→ What you have to do:
Please state how many lines in the records contain the string "title", with no words besides the number.

→ Provided entries:
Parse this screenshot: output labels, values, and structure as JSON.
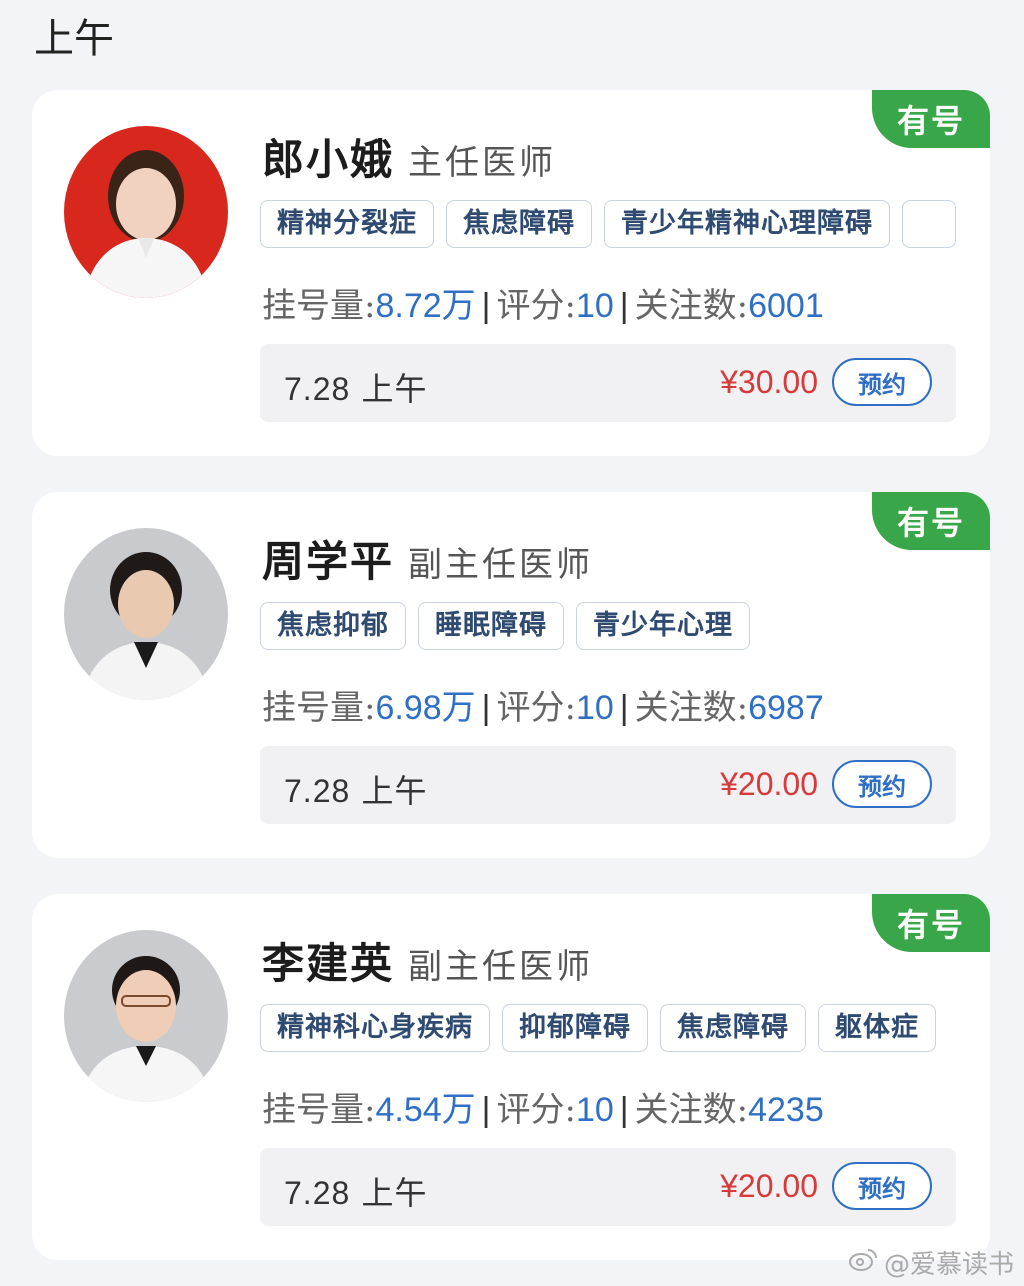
{
  "section": {
    "title": "上午"
  },
  "doctors": [
    {
      "name": "郎小娥",
      "title": "主任医师",
      "availability": "有号",
      "tags": [
        "精神分裂症",
        "焦虑障碍",
        "青少年精神心理障碍",
        ""
      ],
      "stats": {
        "reg_label": "挂号量:",
        "reg_value": "8.72万",
        "sep": "|",
        "score_label": "评分:",
        "score_value": "10",
        "follow_label": "关注数:",
        "follow_value": "6001"
      },
      "slot": {
        "date": "7.28",
        "period": "上午",
        "price": "¥30.00",
        "book_label": "预约"
      }
    },
    {
      "name": "周学平",
      "title": "副主任医师",
      "availability": "有号",
      "tags": [
        "焦虑抑郁",
        "睡眠障碍",
        "青少年心理"
      ],
      "stats": {
        "reg_label": "挂号量:",
        "reg_value": "6.98万",
        "sep": "|",
        "score_label": "评分:",
        "score_value": "10",
        "follow_label": "关注数:",
        "follow_value": "6987"
      },
      "slot": {
        "date": "7.28",
        "period": "上午",
        "price": "¥20.00",
        "book_label": "预约"
      }
    },
    {
      "name": "李建英",
      "title": "副主任医师",
      "availability": "有号",
      "tags": [
        "精神科心身疾病",
        "抑郁障碍",
        "焦虑障碍",
        "躯体症"
      ],
      "stats": {
        "reg_label": "挂号量:",
        "reg_value": "4.54万",
        "sep": "|",
        "score_label": "评分:",
        "score_value": "10",
        "follow_label": "关注数:",
        "follow_value": "4235"
      },
      "slot": {
        "date": "7.28",
        "period": "上午",
        "price": "¥20.00",
        "book_label": "预约"
      }
    }
  ],
  "watermark": {
    "text": "@爱慕读书",
    "icon": "weibo-icon"
  },
  "colors": {
    "available": "#3aa64a",
    "link": "#2f6fc5",
    "price": "#d63a3a",
    "tag_text": "#2f4b72"
  }
}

→ Response below:
4